Forest certification systems maintain their own independent standards, developed through transparent public review and comment processes. Forest certification standards cover topics such as:
- management planning
- monitoring processes
- adherence to state and federal laws
- protection of rare, threatened, or endangered species and plant communities
- implementation of soil and water quality best management practices
- regeneration and reforestation goals
- clearcutting average acreage limits
- other broad environmental impact considerations.
Certificate holders must successfully undergo annual audits to assure compliance with the standards. Recertification assessments are required every five years for FSC® and three years for SFI®. With annual surveillance audits during each nonreassessment year. Audits must be performed by accredited auditing firms.
During a forest certification audit, external accredited auditors conduct on-the-ground evaluations of DNR-managed lands. This includes:
- review of existing management plans
- consideration of monitoring data
- detailed inspection of DNR's oversight of active management operations (including herbicide application and timber sale / logging operations)
- interviews of people familiar with DNR's management practices and approach.
Auditors consider ecological, economic, and social aspects of resource management. Activities that contribute to improving ecological diversity or broader natural resource goals, such as retention of snags and down woody debris, are encouraged.
After each audit, corrective action requests are assigned for compliance gaps. The organization seeking or striving to maintain forest certification must correct each compliance gap within the time frame allowed, generally three months to one year.
Public Concerns Registration Process
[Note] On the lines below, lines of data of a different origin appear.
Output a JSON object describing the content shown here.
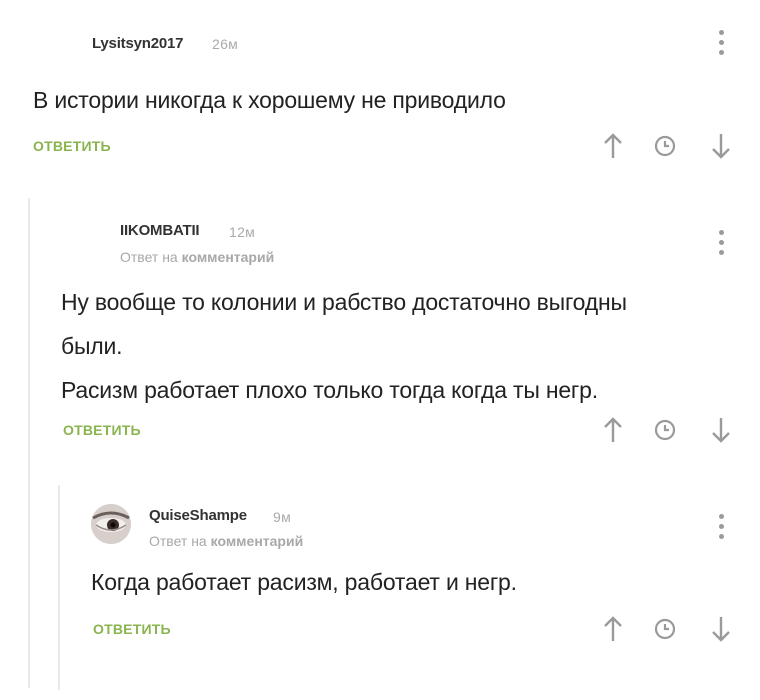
{
  "comments": [
    {
      "author": "Lysitsyn2017",
      "time": "26м",
      "reply_to_prefix": "",
      "reply_to_link": "",
      "text": [
        "В истории никогда к хорошему не приводило"
      ],
      "reply_label": "ОТВЕТИТЬ"
    },
    {
      "author": "IIKOMBATII",
      "time": "12м",
      "reply_to_prefix": "Ответ на",
      "reply_to_link": "комментарий",
      "text": [
        "Ну вообще то колонии и рабство достаточно выгодны",
        "были.",
        "Расизм работает плохо только тогда когда ты негр."
      ],
      "reply_label": "ОТВЕТИТЬ"
    },
    {
      "author": "QuiseShampe",
      "time": "9м",
      "reply_to_prefix": "Ответ на",
      "reply_to_link": "комментарий",
      "text": [
        "Когда работает расизм, работает и негр."
      ],
      "reply_label": "ОТВЕТИТЬ"
    }
  ],
  "icons": {
    "menu": "more-vertical-icon",
    "upvote": "arrow-up-icon",
    "history": "clock-icon",
    "downvote": "arrow-down-icon"
  },
  "colors": {
    "accent": "#8ab44e",
    "icon": "#9a9a9a",
    "thread_line": "#e9e9e9"
  }
}
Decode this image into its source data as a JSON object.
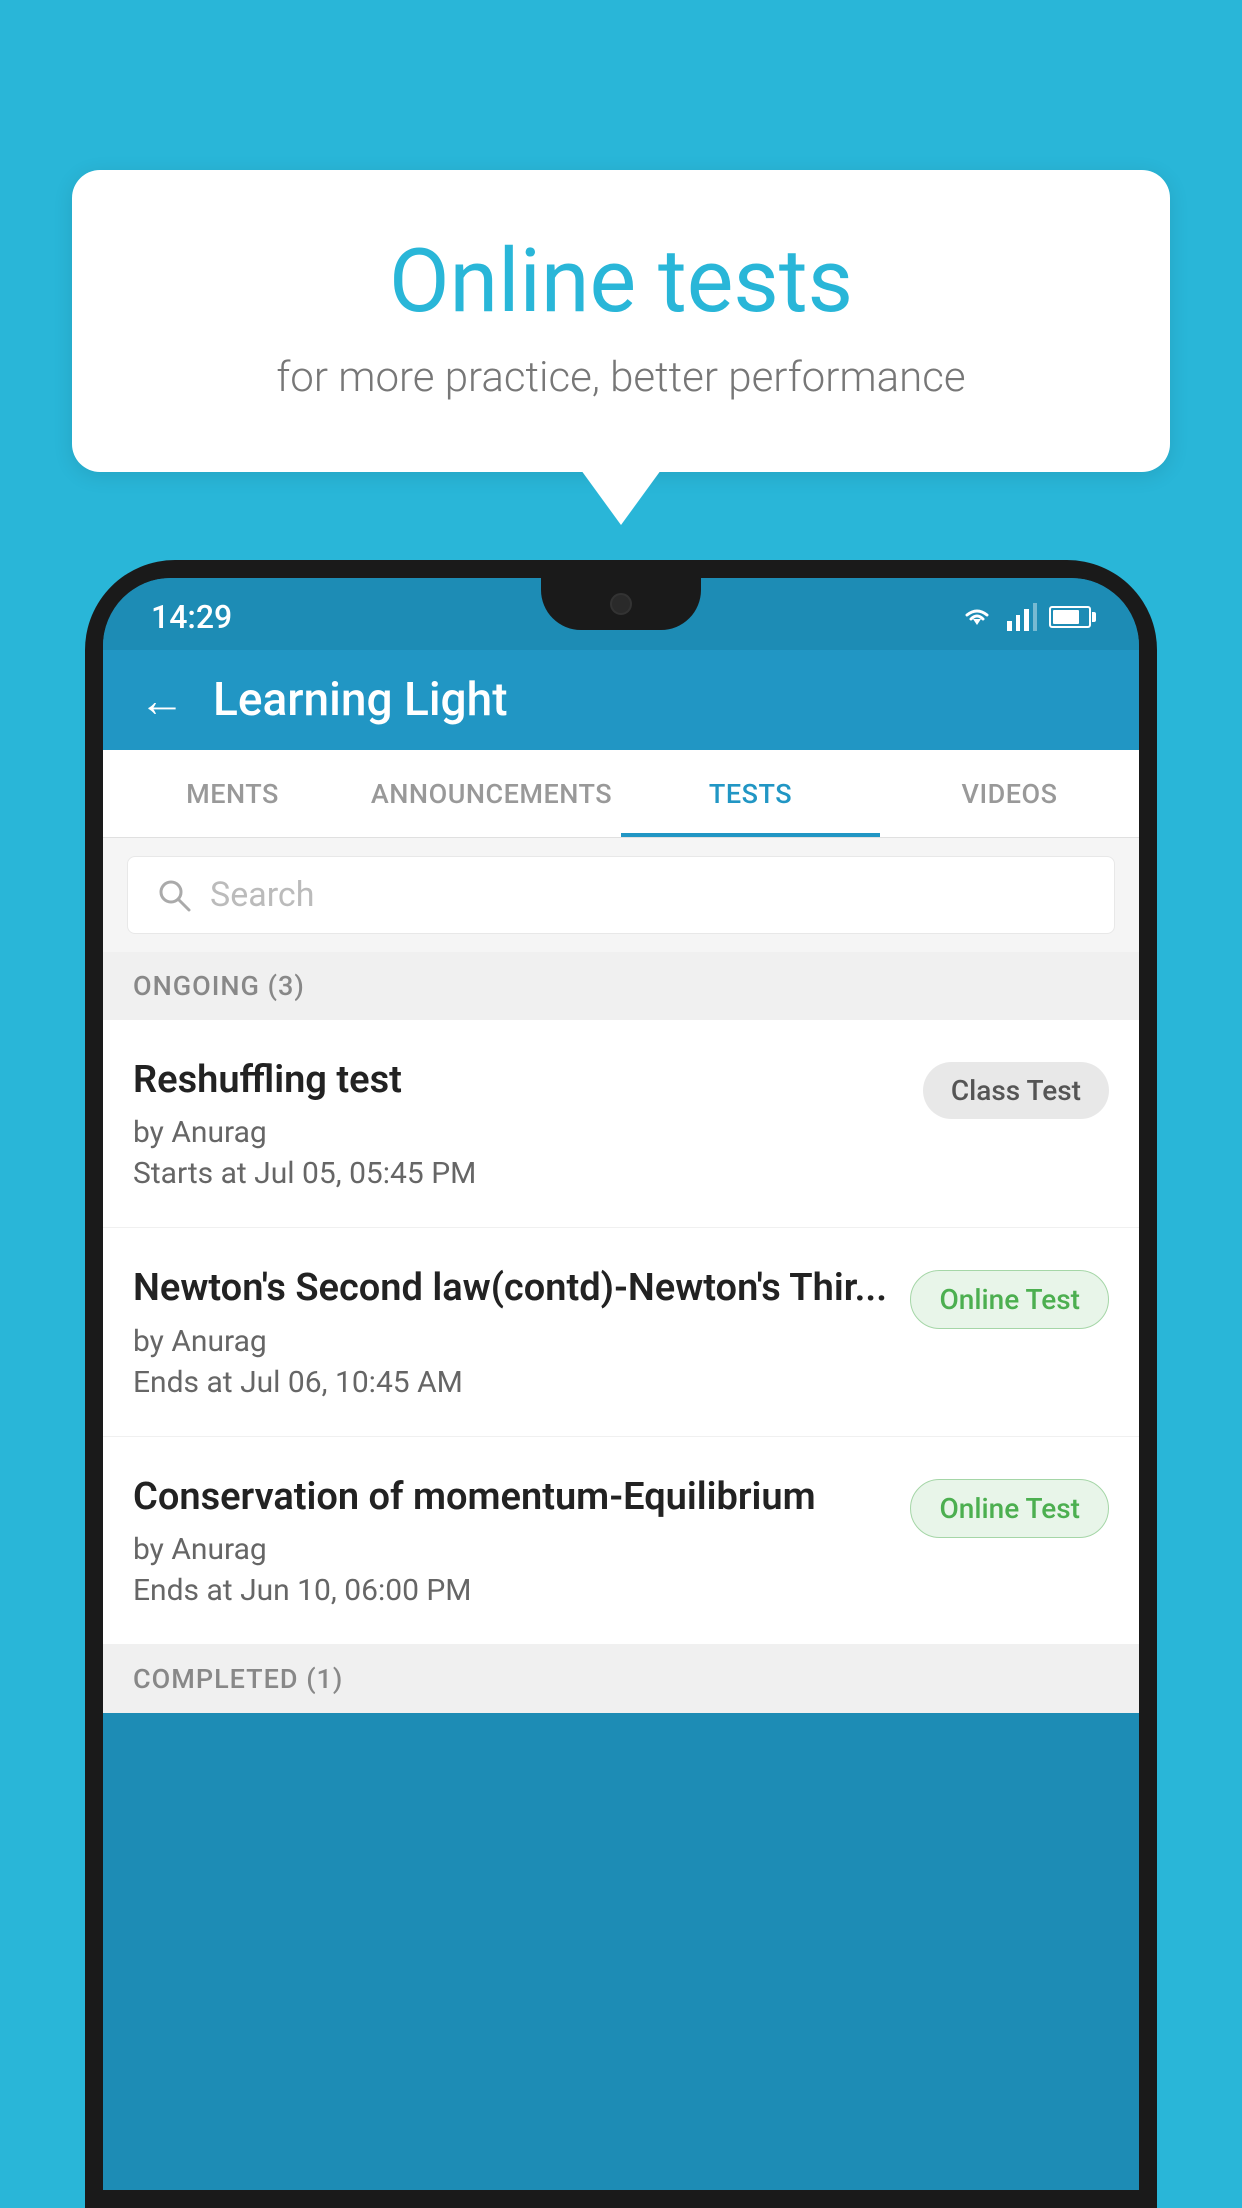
{
  "background": {
    "color": "#29b6d8"
  },
  "speech_bubble": {
    "title": "Online tests",
    "subtitle": "for more practice, better performance"
  },
  "phone": {
    "status_bar": {
      "time": "14:29"
    },
    "app_header": {
      "title": "Learning Light",
      "back_label": "←"
    },
    "tabs": [
      {
        "label": "MENTS",
        "active": false
      },
      {
        "label": "ANNOUNCEMENTS",
        "active": false
      },
      {
        "label": "TESTS",
        "active": true
      },
      {
        "label": "VIDEOS",
        "active": false
      }
    ],
    "search": {
      "placeholder": "Search"
    },
    "ongoing_section": {
      "label": "ONGOING (3)"
    },
    "tests": [
      {
        "name": "Reshuffling test",
        "author": "by Anurag",
        "time_label": "Starts at",
        "time": "Jul 05, 05:45 PM",
        "badge": "Class Test",
        "badge_type": "class"
      },
      {
        "name": "Newton's Second law(contd)-Newton's Thir...",
        "author": "by Anurag",
        "time_label": "Ends at",
        "time": "Jul 06, 10:45 AM",
        "badge": "Online Test",
        "badge_type": "online"
      },
      {
        "name": "Conservation of momentum-Equilibrium",
        "author": "by Anurag",
        "time_label": "Ends at",
        "time": "Jun 10, 06:00 PM",
        "badge": "Online Test",
        "badge_type": "online"
      }
    ],
    "completed_section": {
      "label": "COMPLETED (1)"
    }
  }
}
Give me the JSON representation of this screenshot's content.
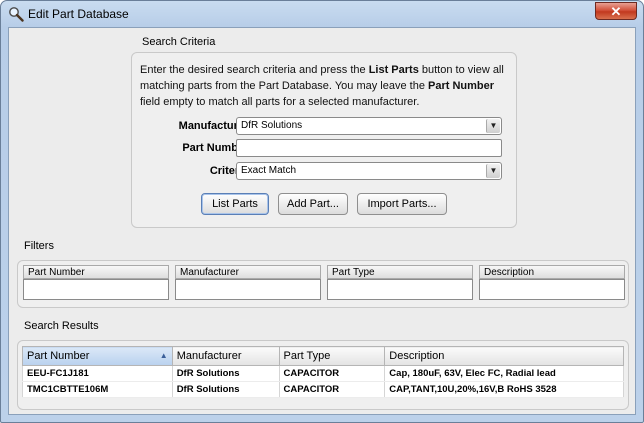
{
  "window": {
    "title": "Edit Part Database",
    "close_label": "✕"
  },
  "criteria": {
    "section_title": "Search Criteria",
    "instructions": [
      {
        "t": "Enter the desired search criteria and press the ",
        "b": false
      },
      {
        "t": "List Parts",
        "b": true
      },
      {
        "t": " button to view all matching parts from the Part Database. You may leave the ",
        "b": false
      },
      {
        "t": "Part Number",
        "b": true
      },
      {
        "t": " field empty to match all parts for a selected manufacturer.",
        "b": false
      }
    ],
    "manufacturer_label": "Manufacturer:",
    "manufacturer_value": "DfR Solutions",
    "part_number_label": "Part Number:",
    "part_number_value": "",
    "criteria_label": "Criteria:",
    "criteria_value": "Exact Match",
    "buttons": {
      "list": "List Parts",
      "add": "Add Part...",
      "import": "Import Parts..."
    }
  },
  "filters": {
    "section_title": "Filters",
    "columns": [
      "Part Number",
      "Manufacturer",
      "Part Type",
      "Description"
    ]
  },
  "results": {
    "section_title": "Search Results",
    "columns": [
      "Part Number",
      "Manufacturer",
      "Part Type",
      "Description"
    ],
    "sorted_column": "Part Number",
    "rows": [
      {
        "part_number": "EEU-FC1J181",
        "manufacturer": "DfR Solutions",
        "part_type": "CAPACITOR",
        "description": "Cap, 180uF, 63V, Elec FC, Radial lead"
      },
      {
        "part_number": "TMC1CBTTE106M",
        "manufacturer": "DfR Solutions",
        "part_type": "CAPACITOR",
        "description": "CAP,TANT,10U,20%,16V,B RoHS 3528"
      }
    ]
  }
}
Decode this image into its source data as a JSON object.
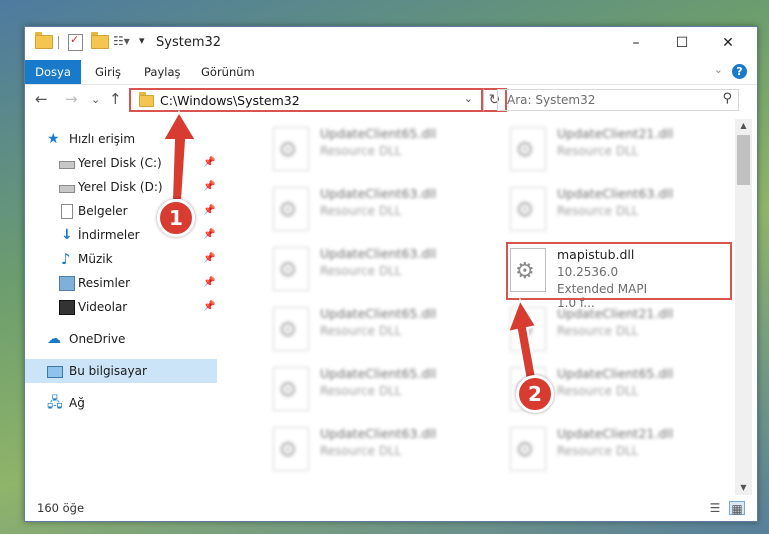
{
  "window": {
    "title": "System32",
    "controls": {
      "minimize": "–",
      "maximize": "☐",
      "close": "✕"
    }
  },
  "ribbon": {
    "tabs": [
      "Dosya",
      "Giriş",
      "Paylaş",
      "Görünüm"
    ],
    "help": "?",
    "collapse": "⌄"
  },
  "nav": {
    "back": "←",
    "forward": "→",
    "recent": "⌄",
    "up": "↑",
    "address": "C:\\Windows\\System32",
    "address_chevron": "⌄",
    "refresh": "↻",
    "search_placeholder": "Ara: System32",
    "search_icon": "⚲"
  },
  "sidebar": {
    "items": [
      {
        "label": "Hızlı erişim",
        "icon": "star-icon",
        "pinned": false
      },
      {
        "label": "Yerel Disk (C:)",
        "icon": "drive-icon",
        "pinned": true
      },
      {
        "label": "Yerel Disk (D:)",
        "icon": "drive-icon",
        "pinned": true
      },
      {
        "label": "Belgeler",
        "icon": "document-icon",
        "pinned": true
      },
      {
        "label": "İndirmeler",
        "icon": "download-icon",
        "pinned": true
      },
      {
        "label": "Müzik",
        "icon": "music-icon",
        "pinned": true
      },
      {
        "label": "Resimler",
        "icon": "pictures-icon",
        "pinned": true
      },
      {
        "label": "Videolar",
        "icon": "video-icon",
        "pinned": true
      },
      {
        "label": "OneDrive",
        "icon": "cloud-icon",
        "pinned": false
      },
      {
        "label": "Bu bilgisayar",
        "icon": "computer-icon",
        "pinned": false,
        "selected": true
      },
      {
        "label": "Ağ",
        "icon": "network-icon",
        "pinned": false
      }
    ],
    "pin_glyph": "📌"
  },
  "files": [
    {
      "name": "UpdateClient65.dll",
      "line2": "Resource DLL",
      "line3": "",
      "blurred": true
    },
    {
      "name": "UpdateClient21.dll",
      "line2": "Resource DLL",
      "line3": "",
      "blurred": true
    },
    {
      "name": "UpdateClient63.dll",
      "line2": "Resource DLL",
      "line3": "",
      "blurred": true
    },
    {
      "name": "UpdateClient63.dll",
      "line2": "Resource DLL",
      "line3": "",
      "blurred": true
    },
    {
      "name": "UpdateClient63.dll",
      "line2": "Resource DLL",
      "line3": "",
      "blurred": true
    },
    {
      "name": "mapistub.dll",
      "line2": "10.2536.0",
      "line3": "Extended MAPI 1.0 f...",
      "blurred": false,
      "highlighted": true
    },
    {
      "name": "UpdateClient65.dll",
      "line2": "Resource DLL",
      "line3": "",
      "blurred": true
    },
    {
      "name": "UpdateClient21.dll",
      "line2": "Resource DLL",
      "line3": "",
      "blurred": true
    },
    {
      "name": "UpdateClient65.dll",
      "line2": "Resource DLL",
      "line3": "",
      "blurred": true
    },
    {
      "name": "UpdateClient65.dll",
      "line2": "Resource DLL",
      "line3": "",
      "blurred": true
    },
    {
      "name": "UpdateClient63.dll",
      "line2": "Resource DLL",
      "line3": "",
      "blurred": true
    },
    {
      "name": "UpdateClient21.dll",
      "line2": "Resource DLL",
      "line3": "",
      "blurred": true
    }
  ],
  "status": {
    "item_count": "160 öğe"
  },
  "annotations": {
    "step1": "1",
    "step2": "2",
    "accent_color": "#d9534f"
  }
}
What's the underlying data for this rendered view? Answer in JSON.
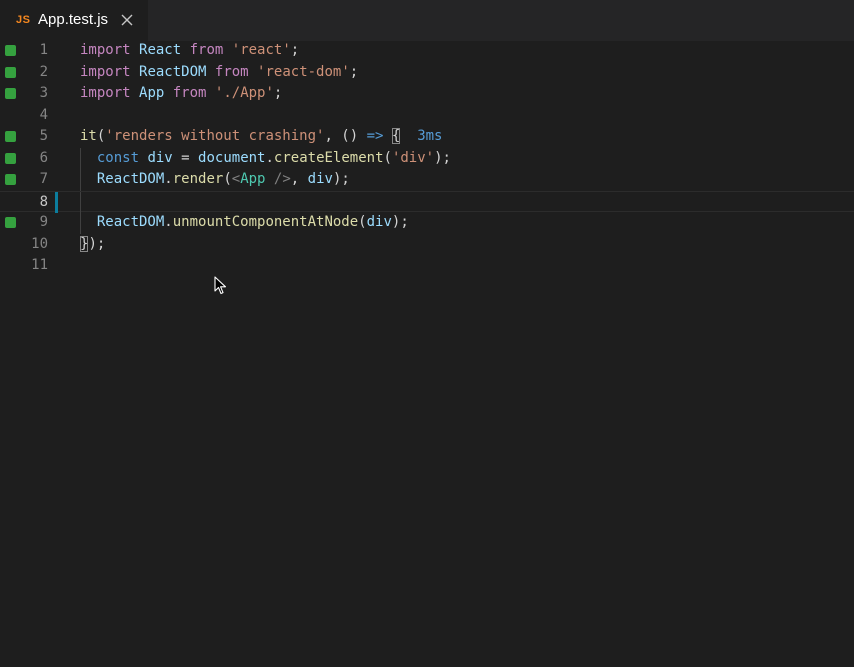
{
  "tab": {
    "lang_badge": "JS",
    "title": "App.test.js"
  },
  "colors": {
    "coverage_covered": "#35a13f",
    "change_indicator": "#0c7d9d",
    "keyword": "#c586c0",
    "string": "#ce9178",
    "function": "#dcdcaa",
    "variable": "#9cdcfe"
  },
  "lines": [
    {
      "number": "1",
      "tokens": [
        "import",
        " ",
        "React",
        " ",
        "from",
        " ",
        "'react'",
        ";"
      ]
    },
    {
      "number": "2",
      "tokens": [
        "import",
        " ",
        "ReactDOM",
        " ",
        "from",
        " ",
        "'react-dom'",
        ";"
      ]
    },
    {
      "number": "3",
      "tokens": [
        "import",
        " ",
        "App",
        " ",
        "from",
        " ",
        "'./App'",
        ";"
      ]
    },
    {
      "number": "4",
      "tokens": []
    },
    {
      "number": "5",
      "tokens": [
        "it",
        "(",
        "'renders without crashing'",
        ", () ",
        "=>",
        " ",
        "{",
        "  ",
        "3ms"
      ]
    },
    {
      "number": "6",
      "tokens": [
        "  ",
        "const",
        " ",
        "div",
        " = ",
        "document",
        ".",
        "createElement",
        "(",
        "'div'",
        ");"
      ]
    },
    {
      "number": "7",
      "tokens": [
        "  ",
        "ReactDOM",
        ".",
        "render",
        "(",
        "<",
        "App",
        " />",
        ", ",
        "div",
        ");"
      ]
    },
    {
      "number": "8",
      "tokens": []
    },
    {
      "number": "9",
      "tokens": [
        "  ",
        "ReactDOM",
        ".",
        "unmountComponentAtNode",
        "(",
        "div",
        ");"
      ]
    },
    {
      "number": "10",
      "tokens": [
        "}",
        ");"
      ]
    },
    {
      "number": "11",
      "tokens": []
    }
  ]
}
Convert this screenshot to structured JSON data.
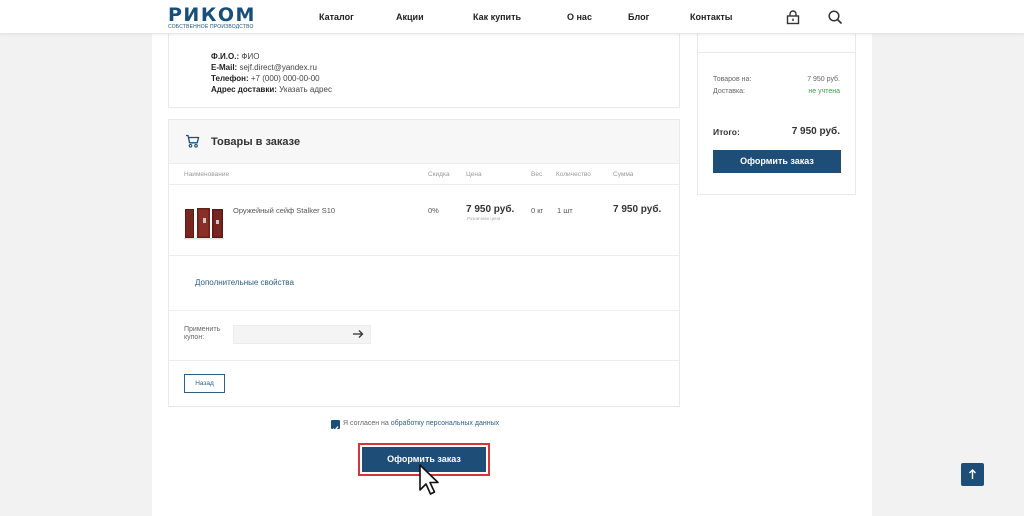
{
  "header": {
    "logo": "РИКОМ",
    "logo_sub": "Собственное производство",
    "nav": [
      "Каталог",
      "Акции",
      "Как купить",
      "О нас",
      "Блог",
      "Контакты"
    ],
    "icons": [
      "lock-icon",
      "search-icon"
    ]
  },
  "contacts": {
    "fio_label": "Ф.И.О.:",
    "fio_value": "ФИО",
    "email_label": "E-Mail:",
    "email_value": "sejf.direct@yandex.ru",
    "phone_label": "Телефон:",
    "phone_value": "+7 (000) 000-00-00",
    "address_label": "Адрес доставки:",
    "address_value": "Указать адрес"
  },
  "order": {
    "title": "Товары в заказе",
    "columns": {
      "name": "Наименование",
      "discount": "Скидка",
      "price": "Цена",
      "weight": "Вес",
      "qty": "Количество",
      "sum": "Сумма"
    },
    "item": {
      "name": "Оружейный сейф Stalker S10",
      "discount": "0%",
      "price": "7 950 руб.",
      "price_note": "Розничная цена",
      "weight": "0 кг",
      "qty": "1 шт",
      "sum": "7 950 руб."
    },
    "extra_link": "Дополнительные свойства",
    "coupon_label": "Применить купон:",
    "coupon_value": "",
    "back_label": "Назад"
  },
  "consent": {
    "text": "Я согласен на",
    "link": "обработку персональных данных",
    "checked": true
  },
  "submit_label": "Оформить заказ",
  "summary": {
    "goods_label": "Товаров на:",
    "goods_value": "7 950 руб.",
    "delivery_label": "Доставка:",
    "delivery_value": "не учтена",
    "total_label": "Итого:",
    "total_value": "7 950 руб.",
    "button_label": "Оформить заказ"
  },
  "colors": {
    "brand": "#1e4d78",
    "highlight": "#d6333b",
    "green": "#3aa14a"
  }
}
If you see specific timber harvesting or forest management activities that concern you, call 888-234-3702 or online at Minnesota Forest Resources Council Public Concerns Registration form (MFRC). MFRC staff will confirm the exact location of the property and contact everyone involved—the landowner, logger, forest manager, and others as needed to respond to your concern.